Paying by debit or credit card is second nature these days. Rarely do most of us carry cash unless we have an explicit reason – and each time we're unable to buy something because a business doesn't take cards (namely, our favourite lunchtime food pop-up), we're reminded of how much we rely on our credit and debit cards.
Which is why we're over the moon about the news that, from January 2018, we'll no longer be charged extra for paying by debit or credit card either online or in-store, the BBC reported. Currently, big businesses like airlines and food delivery apps, as well as many smaller businesses, charge consumers extra for paying by card, which was news to us.
At the moment, large retailers are charged between 10p and 20p by banks for each transaction made by debit card and 0.6% for credit cards. Travellers booking airline tickets with credit cards currently pay an extra 3% with Flybe when they spend at least £5, for example, while Ryanair and Norwegian customers are charged an extra 2%, reported the BBC.
The change means these charges will no longer be legal and some airlines have already cut their charges over the last year, including British Airways and Monarch.
Takeaway food apps also make a mint from charging customers to pay by credit and debit cards, the government said. It turns out that Hungry House and Just Eat often add an extra 50p to your bill unless the cost is picked up by the restaurant. If you're paying by credit, this means a £10 bill would result in a 5% charge.
The European Union already bans Visa and Mastercard surcharges, but the UK will also be prohibiting charges on American Express, Paypal and Apple Pay as well, in a move that's being celebrated by consumer rights campaigners.
Guy Anker, managing editor of consumer website MoneySavingExpert.com, welcomed the news but said it will likely encourage some companies to simply increase their prices to cover the cost of card payments.

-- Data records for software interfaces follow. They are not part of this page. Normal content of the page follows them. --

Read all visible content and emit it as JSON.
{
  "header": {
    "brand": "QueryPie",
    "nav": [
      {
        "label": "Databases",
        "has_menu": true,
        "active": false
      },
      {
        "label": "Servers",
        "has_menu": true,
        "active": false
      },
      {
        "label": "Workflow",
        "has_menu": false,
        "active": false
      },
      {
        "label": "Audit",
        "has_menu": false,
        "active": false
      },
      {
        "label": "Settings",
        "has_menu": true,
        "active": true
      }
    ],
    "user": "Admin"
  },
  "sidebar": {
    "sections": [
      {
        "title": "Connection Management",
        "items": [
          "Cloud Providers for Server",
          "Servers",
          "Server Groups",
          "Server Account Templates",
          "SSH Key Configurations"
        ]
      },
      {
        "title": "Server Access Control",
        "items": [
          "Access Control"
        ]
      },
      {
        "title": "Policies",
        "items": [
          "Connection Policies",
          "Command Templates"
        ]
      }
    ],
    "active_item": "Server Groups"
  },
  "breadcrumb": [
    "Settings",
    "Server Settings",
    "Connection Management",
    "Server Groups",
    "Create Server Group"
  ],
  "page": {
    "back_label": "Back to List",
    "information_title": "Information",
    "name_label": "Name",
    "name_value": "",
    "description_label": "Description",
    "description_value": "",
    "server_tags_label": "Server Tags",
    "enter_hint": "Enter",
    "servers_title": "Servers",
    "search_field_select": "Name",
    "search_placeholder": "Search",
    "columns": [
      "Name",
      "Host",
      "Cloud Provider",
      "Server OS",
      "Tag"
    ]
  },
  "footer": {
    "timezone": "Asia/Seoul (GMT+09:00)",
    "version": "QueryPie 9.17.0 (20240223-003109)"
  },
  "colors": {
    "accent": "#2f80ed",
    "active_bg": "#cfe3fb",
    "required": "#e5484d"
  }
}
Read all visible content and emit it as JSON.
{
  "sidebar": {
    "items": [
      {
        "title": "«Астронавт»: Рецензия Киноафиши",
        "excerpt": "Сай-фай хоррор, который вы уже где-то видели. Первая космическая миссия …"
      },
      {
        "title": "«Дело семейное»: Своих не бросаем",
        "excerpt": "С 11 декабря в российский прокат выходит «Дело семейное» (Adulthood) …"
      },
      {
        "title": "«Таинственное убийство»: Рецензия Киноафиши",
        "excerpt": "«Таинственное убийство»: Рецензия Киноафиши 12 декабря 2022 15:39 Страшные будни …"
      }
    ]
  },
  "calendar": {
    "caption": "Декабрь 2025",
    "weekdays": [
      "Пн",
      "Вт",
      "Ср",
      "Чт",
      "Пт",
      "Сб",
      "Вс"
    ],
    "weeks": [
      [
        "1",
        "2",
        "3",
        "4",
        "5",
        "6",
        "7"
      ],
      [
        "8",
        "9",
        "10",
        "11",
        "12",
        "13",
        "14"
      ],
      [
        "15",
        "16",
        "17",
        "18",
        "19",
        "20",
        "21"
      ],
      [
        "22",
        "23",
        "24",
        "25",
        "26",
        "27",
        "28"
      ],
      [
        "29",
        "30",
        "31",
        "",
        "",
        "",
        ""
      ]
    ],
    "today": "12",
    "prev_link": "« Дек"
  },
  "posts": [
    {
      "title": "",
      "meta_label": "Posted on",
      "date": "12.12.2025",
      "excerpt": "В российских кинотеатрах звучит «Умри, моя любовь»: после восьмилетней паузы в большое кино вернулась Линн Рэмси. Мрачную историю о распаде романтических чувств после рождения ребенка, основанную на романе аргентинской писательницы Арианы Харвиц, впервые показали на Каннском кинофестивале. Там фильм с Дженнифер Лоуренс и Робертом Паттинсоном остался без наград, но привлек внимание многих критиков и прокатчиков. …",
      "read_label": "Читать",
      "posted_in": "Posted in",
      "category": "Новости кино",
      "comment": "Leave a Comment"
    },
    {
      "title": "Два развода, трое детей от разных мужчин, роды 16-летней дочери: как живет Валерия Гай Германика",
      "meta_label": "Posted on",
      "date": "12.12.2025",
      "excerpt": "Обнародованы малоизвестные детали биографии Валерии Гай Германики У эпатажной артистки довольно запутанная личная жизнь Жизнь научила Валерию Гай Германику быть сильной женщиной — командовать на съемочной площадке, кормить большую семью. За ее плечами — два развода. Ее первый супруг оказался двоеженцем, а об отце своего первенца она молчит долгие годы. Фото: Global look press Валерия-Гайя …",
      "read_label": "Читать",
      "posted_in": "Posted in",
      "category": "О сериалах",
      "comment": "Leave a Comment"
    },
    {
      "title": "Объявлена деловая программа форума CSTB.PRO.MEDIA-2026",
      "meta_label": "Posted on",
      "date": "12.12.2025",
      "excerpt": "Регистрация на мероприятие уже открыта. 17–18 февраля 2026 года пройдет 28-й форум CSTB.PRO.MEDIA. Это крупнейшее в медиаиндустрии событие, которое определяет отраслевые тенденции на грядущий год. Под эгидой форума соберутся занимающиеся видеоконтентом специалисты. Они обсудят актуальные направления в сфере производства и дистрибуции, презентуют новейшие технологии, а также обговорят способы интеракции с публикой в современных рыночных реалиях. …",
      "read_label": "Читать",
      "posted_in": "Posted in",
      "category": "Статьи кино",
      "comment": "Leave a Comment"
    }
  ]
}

He said that while "it will make it easier for consumers to compare prices," because the headline price of goods and services will be clearer, "we expect some companies will raise prices for all to compensate for the loss, which could hit those who currently pay in cash or debit card." Given the increased transparency the move will foster, it's at least a step in the right direction.